### Aim of the task
Work through the data below and give the number of lines holding "this", nothing more.

==============================

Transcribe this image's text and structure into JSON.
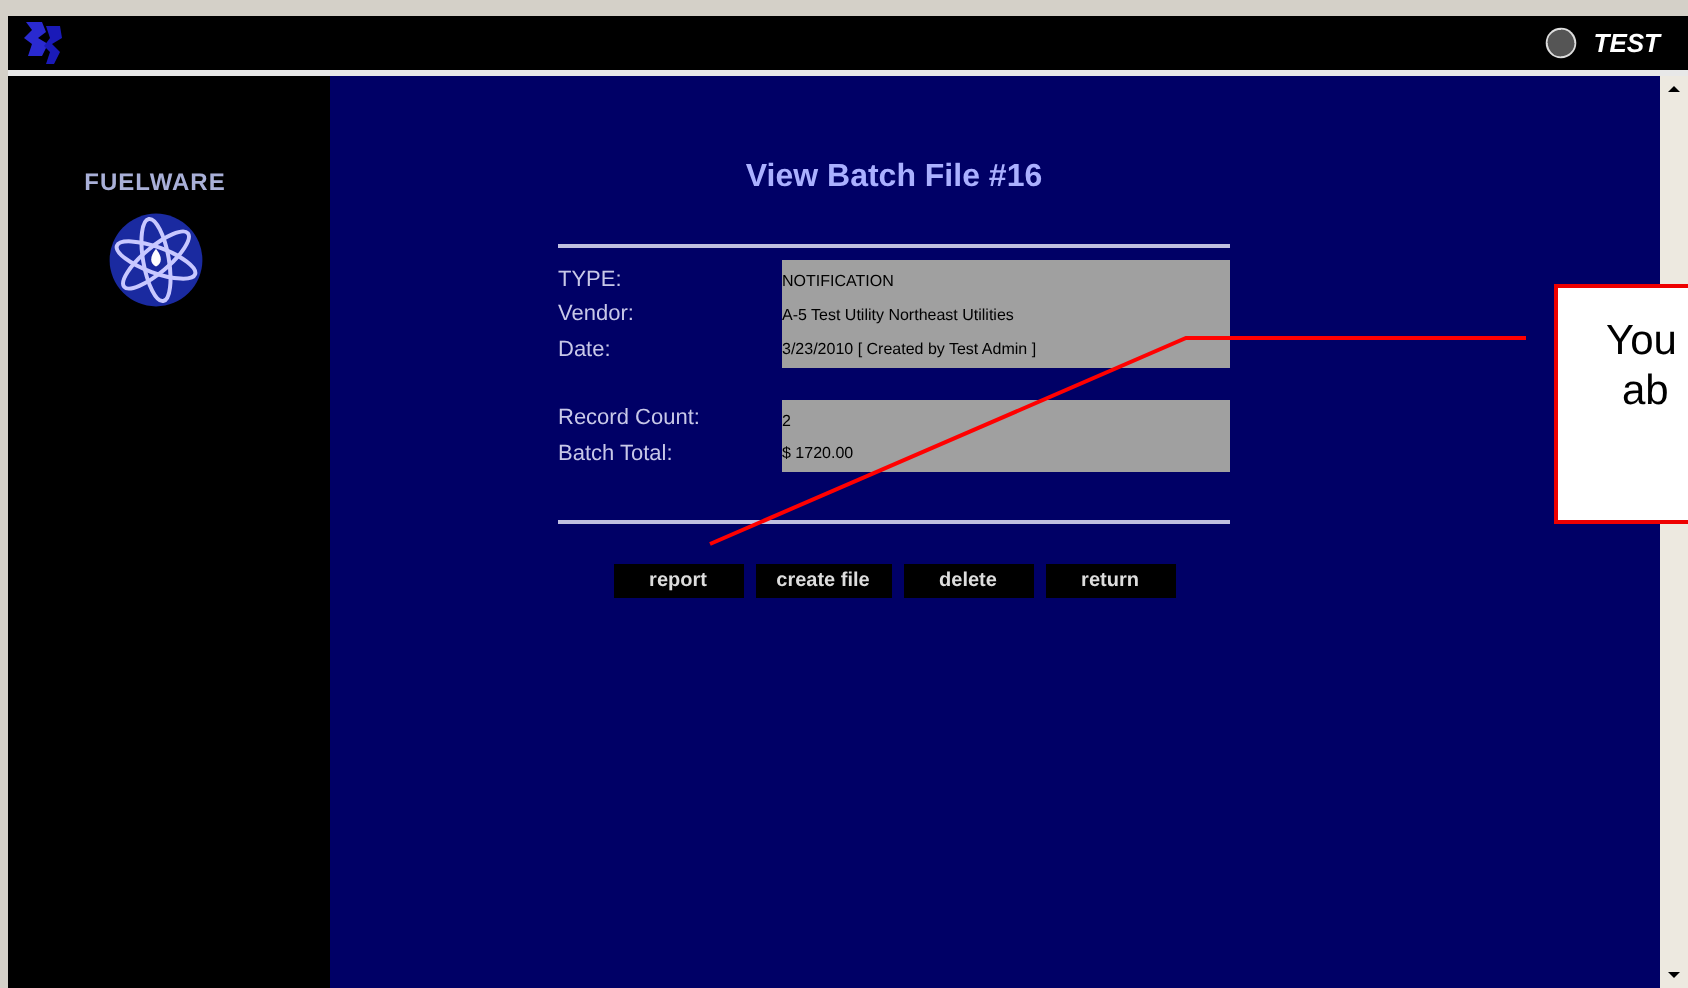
{
  "header": {
    "badge": "TEST"
  },
  "sidebar": {
    "brand": "FUELWARE"
  },
  "page": {
    "title": "View Batch File #16"
  },
  "details": [
    {
      "label": "TYPE:",
      "value": "NOTIFICATION"
    },
    {
      "label": "Vendor:",
      "value": "A-5 Test Utility Northeast Utilities"
    },
    {
      "label": "Date:",
      "value": "3/23/2010 [ Created by Test Admin ]"
    }
  ],
  "totals": [
    {
      "label": "Record Count:",
      "value": "2"
    },
    {
      "label": "Batch Total:",
      "value": "$ 1720.00"
    }
  ],
  "buttons": [
    "report",
    "create file",
    "delete",
    "return"
  ],
  "callout": {
    "lines": [
      "You",
      "ab"
    ]
  }
}
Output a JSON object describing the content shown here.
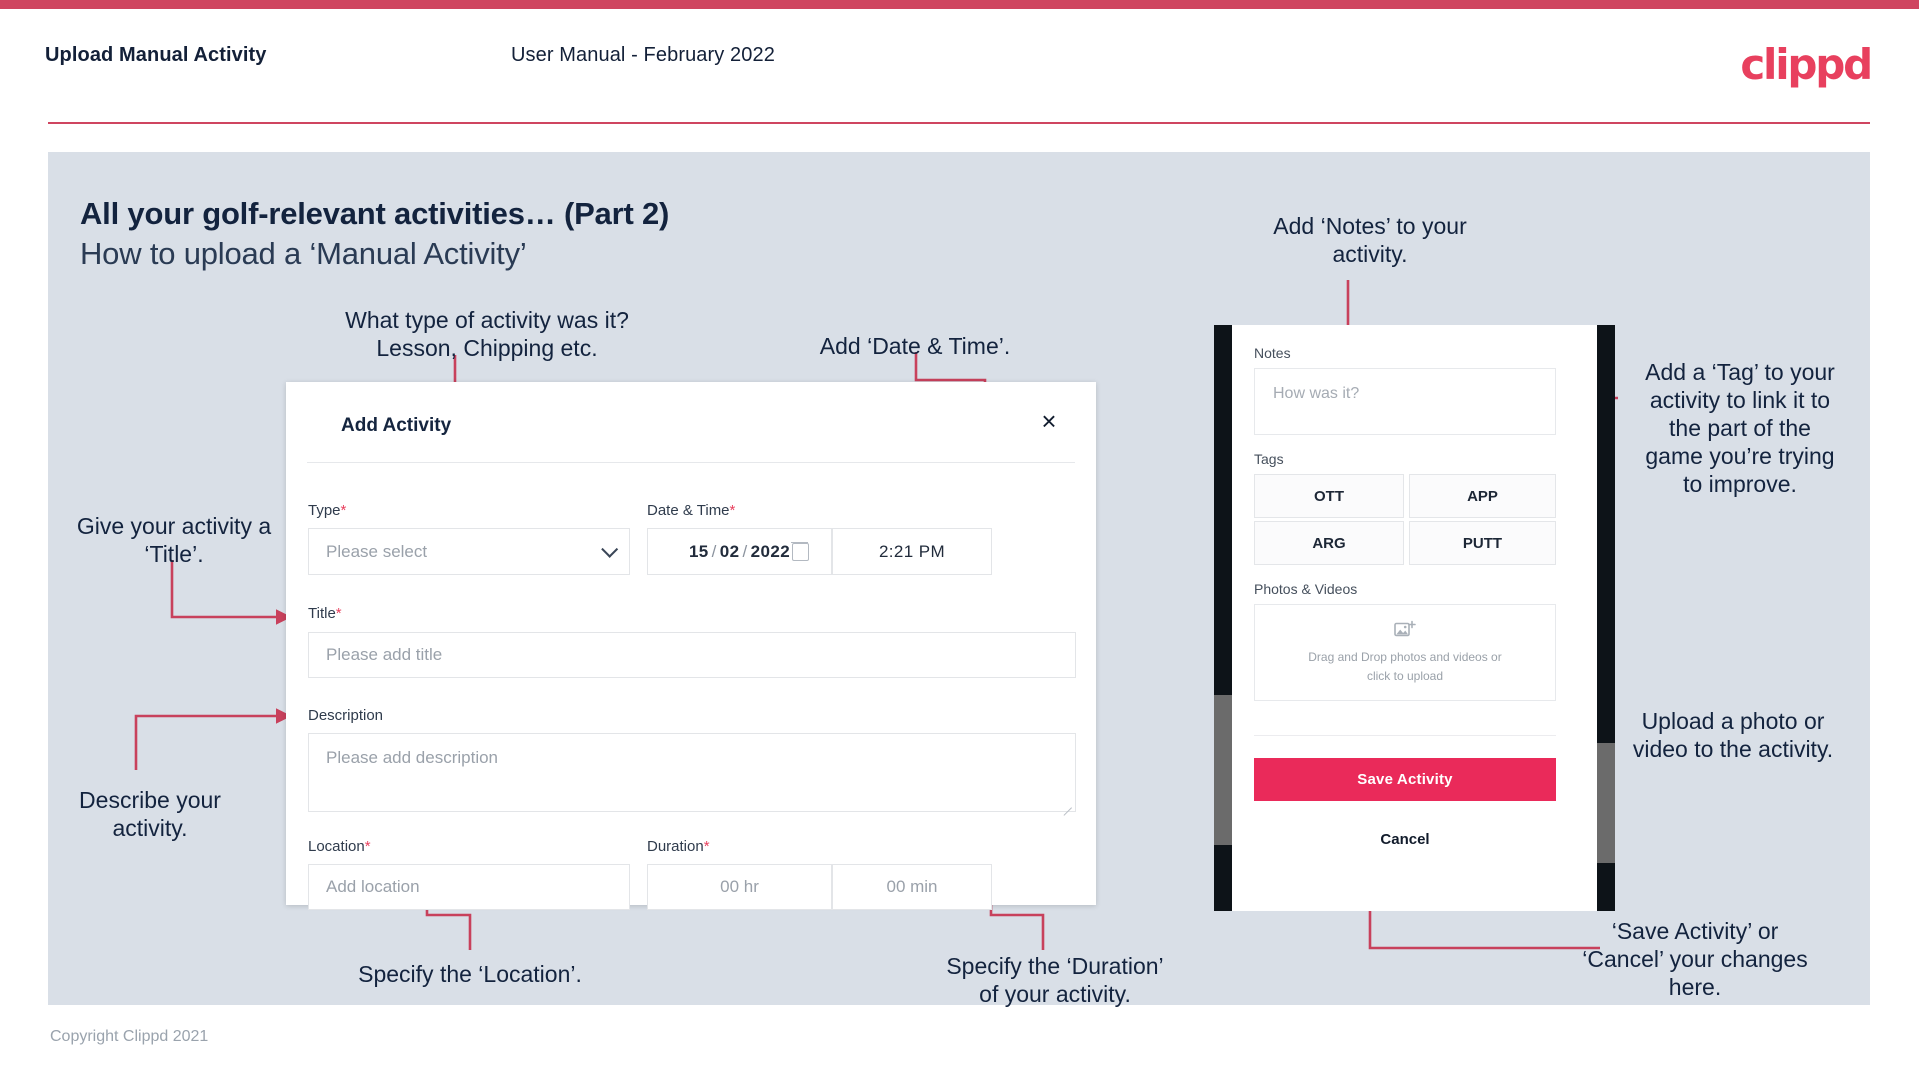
{
  "header": {
    "left_title": "Upload Manual Activity",
    "center_title": "User Manual - February 2022",
    "logo": "clippd"
  },
  "slide": {
    "title_line1": "All your golf-relevant activities… (Part 2)",
    "title_line2": "How to upload a ‘Manual Activity’",
    "footer": "Copyright Clippd 2021"
  },
  "colors": {
    "brand_pink": "#e8405e",
    "accent_bar": "#cf4560",
    "slide_bg": "#d9dfe7",
    "arrow": "#c8415c",
    "save_button": "#ea2a5a",
    "heading": "#13233e"
  },
  "annotations": [
    {
      "id": "type-note",
      "text": "What type of activity was it?\nLesson, Chipping etc."
    },
    {
      "id": "datetime-note",
      "text": "Add ‘Date & Time’."
    },
    {
      "id": "title-note",
      "text": "Give your activity a\n‘Title’."
    },
    {
      "id": "description-note",
      "text": "Describe your\nactivity."
    },
    {
      "id": "location-note",
      "text": "Specify the ‘Location’."
    },
    {
      "id": "duration-note",
      "text": "Specify the ‘Duration’\nof your activity."
    },
    {
      "id": "notes-note",
      "text": "Add ‘Notes’ to your\nactivity."
    },
    {
      "id": "tag-note",
      "text": "Add a ‘Tag’ to your\nactivity to link it to\nthe part of the\ngame you’re trying\nto improve."
    },
    {
      "id": "upload-note",
      "text": "Upload a photo or\nvideo to the activity."
    },
    {
      "id": "save-note",
      "text": "‘Save Activity’ or\n‘Cancel’ your changes\nhere."
    }
  ],
  "dialog": {
    "title": "Add Activity",
    "close_icon": "×",
    "type": {
      "label": "Type",
      "required_marker": "*",
      "placeholder": "Please select"
    },
    "datetime": {
      "label": "Date & Time",
      "required_marker": "*",
      "day": "15",
      "month": "02",
      "year": "2022",
      "separator": "/",
      "time": "2:21 PM"
    },
    "title_field": {
      "label": "Title",
      "required_marker": "*",
      "placeholder": "Please add title"
    },
    "description": {
      "label": "Description",
      "placeholder": "Please add description"
    },
    "location": {
      "label": "Location",
      "required_marker": "*",
      "placeholder": "Add location"
    },
    "duration": {
      "label": "Duration",
      "required_marker": "*",
      "hours_placeholder": "00 hr",
      "minutes_placeholder": "00 min"
    }
  },
  "phone": {
    "notes": {
      "label": "Notes",
      "placeholder": "How was it?"
    },
    "tags": {
      "label": "Tags",
      "items": [
        "OTT",
        "APP",
        "ARG",
        "PUTT"
      ]
    },
    "photos": {
      "label": "Photos & Videos",
      "dropzone_line1": "Drag and Drop photos and videos or",
      "dropzone_line2": "click to upload"
    },
    "save_label": "Save Activity",
    "cancel_label": "Cancel"
  }
}
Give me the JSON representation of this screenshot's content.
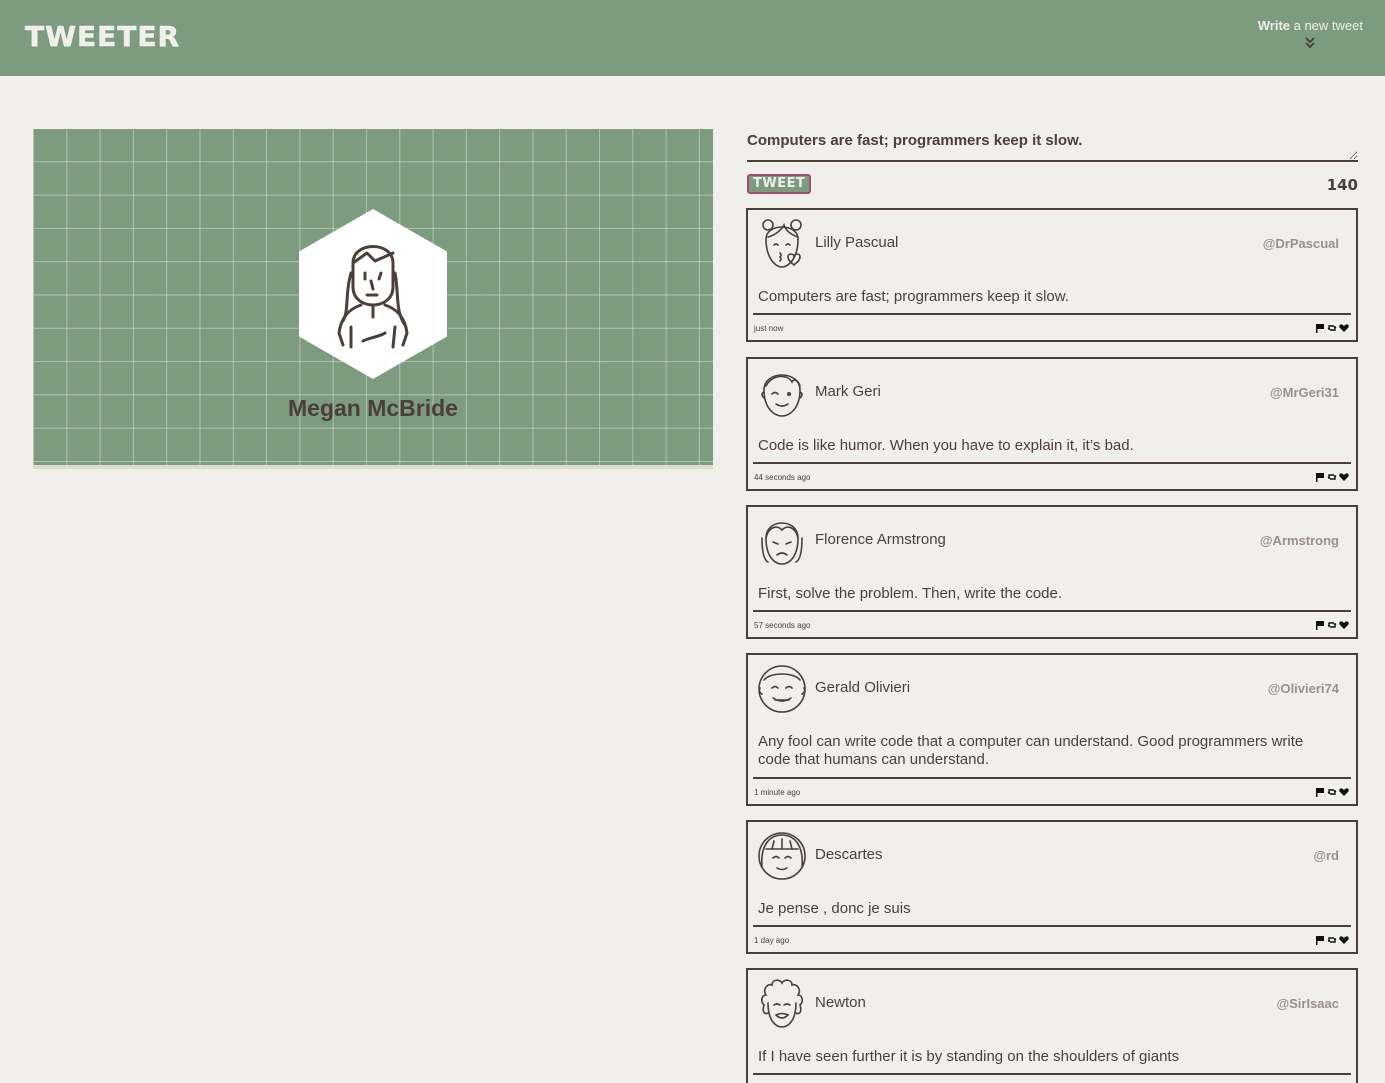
{
  "nav": {
    "logo": "TWEETER",
    "compose_bold": "Write",
    "compose_rest": " a new tweet"
  },
  "profile": {
    "name": "Megan McBride"
  },
  "compose": {
    "textarea_value": "Computers are fast; programmers keep it slow.",
    "tweet_button": "TWEET",
    "counter": "140"
  },
  "tweets": [
    {
      "name": "Lilly Pascual",
      "handle": "@DrPascual",
      "text": "Computers are fast; programmers keep it slow.",
      "time": "just now",
      "avatar": "woman-buns-avatar"
    },
    {
      "name": "Mark Geri",
      "handle": "@MrGeri31",
      "text": "Code is like humor. When you have to explain it, it’s bad.",
      "time": "44 seconds ago",
      "avatar": "man-wink-avatar"
    },
    {
      "name": "Florence Armstrong",
      "handle": "@Armstrong",
      "text": "First, solve the problem. Then, write the code.",
      "time": "57 seconds ago",
      "avatar": "woman-sad-avatar"
    },
    {
      "name": "Gerald Olivieri",
      "handle": "@Olivieri74",
      "text": "Any fool can write code that a computer can understand. Good programmers write code that humans can understand.",
      "time": "1 minute ago",
      "avatar": "man-smile-avatar"
    },
    {
      "name": "Descartes",
      "handle": "@rd",
      "text": "Je pense , donc je suis",
      "time": "1 day ago",
      "avatar": "bob-hair-avatar"
    },
    {
      "name": "Newton",
      "handle": "@SirIsaac",
      "text": "If I have seen further it is by standing on the shoulders of giants",
      "time": "",
      "avatar": "curly-hair-avatar"
    }
  ]
}
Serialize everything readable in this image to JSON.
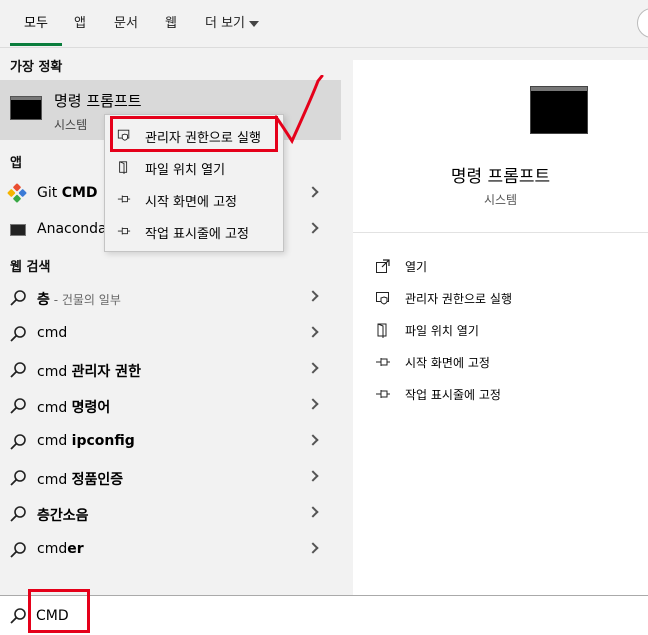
{
  "tabs": [
    {
      "label": "모두"
    },
    {
      "label": "앱"
    },
    {
      "label": "문서"
    },
    {
      "label": "웹"
    },
    {
      "label": "더 보기"
    }
  ],
  "sections": {
    "best_match": "가장 정확",
    "apps": "앱",
    "web": "웹 검색"
  },
  "best_match": {
    "title": "명령 프롬프트",
    "subtitle": "시스템"
  },
  "apps": [
    {
      "pre": "Git ",
      "bold": "CMD"
    },
    {
      "pre": "Anaconda",
      "bold": ""
    }
  ],
  "web_results": [
    {
      "pre": "",
      "bold": "층",
      "muted": " - 건물의 일부"
    },
    {
      "pre": "cmd",
      "bold": "",
      "muted": ""
    },
    {
      "pre": "cmd ",
      "bold": "관리자 권한",
      "muted": ""
    },
    {
      "pre": "cmd ",
      "bold": "명령어",
      "muted": ""
    },
    {
      "pre": "cmd ",
      "bold": "ipconfig",
      "muted": ""
    },
    {
      "pre": "cmd ",
      "bold": "정품인증",
      "muted": ""
    },
    {
      "pre": "",
      "bold": "층간소음",
      "muted": ""
    },
    {
      "pre": "cmd",
      "bold": "er",
      "muted": ""
    }
  ],
  "context_menu": [
    {
      "label": "관리자 권한으로 실행",
      "icon": "shield-icon"
    },
    {
      "label": "파일 위치 열기",
      "icon": "file-location-icon"
    },
    {
      "label": "시작 화면에 고정",
      "icon": "pin-icon"
    },
    {
      "label": "작업 표시줄에 고정",
      "icon": "pin-icon"
    }
  ],
  "preview": {
    "title": "명령 프롬프트",
    "subtitle": "시스템",
    "actions": [
      {
        "label": "열기",
        "icon": "open-icon"
      },
      {
        "label": "관리자 권한으로 실행",
        "icon": "shield-icon"
      },
      {
        "label": "파일 위치 열기",
        "icon": "file-location-icon"
      },
      {
        "label": "시작 화면에 고정",
        "icon": "pin-icon"
      },
      {
        "label": "작업 표시줄에 고정",
        "icon": "pin-icon"
      }
    ]
  },
  "search": {
    "query": "CMD"
  },
  "colors": {
    "accent": "#0a7d3c",
    "annotation": "#e5001a",
    "selected_bg": "#d9d9d9"
  }
}
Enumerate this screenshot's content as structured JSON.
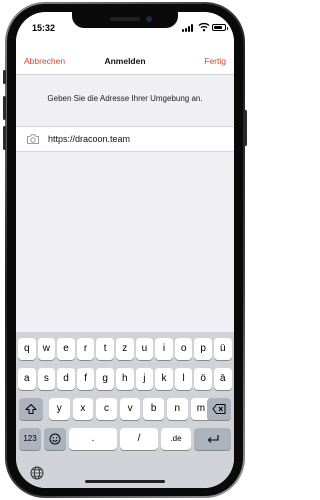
{
  "status_bar": {
    "time": "15:32",
    "battery_level": 0.8
  },
  "nav": {
    "cancel_label": "Abbrechen",
    "title": "Anmelden",
    "done_label": "Fertig",
    "accent_color": "#d9432f"
  },
  "instruction": "Geben Sie die Adresse Ihrer Umgebung an.",
  "url_field": {
    "value": "https://dracoon.team",
    "icon": "camera-icon"
  },
  "keyboard": {
    "row1": [
      "q",
      "w",
      "e",
      "r",
      "t",
      "z",
      "u",
      "i",
      "o",
      "p",
      "ü"
    ],
    "row2": [
      "a",
      "s",
      "d",
      "f",
      "g",
      "h",
      "j",
      "k",
      "l",
      "ö",
      "ä"
    ],
    "row3": [
      "y",
      "x",
      "c",
      "v",
      "b",
      "n",
      "m"
    ],
    "bottom": {
      "numbers_label": "123",
      "dot_label": ".",
      "slash_label": "/",
      "domain_label": ".de"
    },
    "icons": [
      "shift-icon",
      "backspace-icon",
      "emoji-icon",
      "return-icon",
      "globe-icon"
    ]
  }
}
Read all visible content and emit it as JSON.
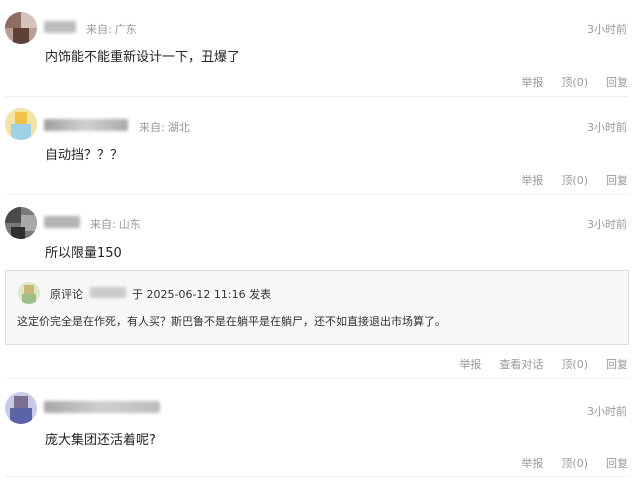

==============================

### Response
4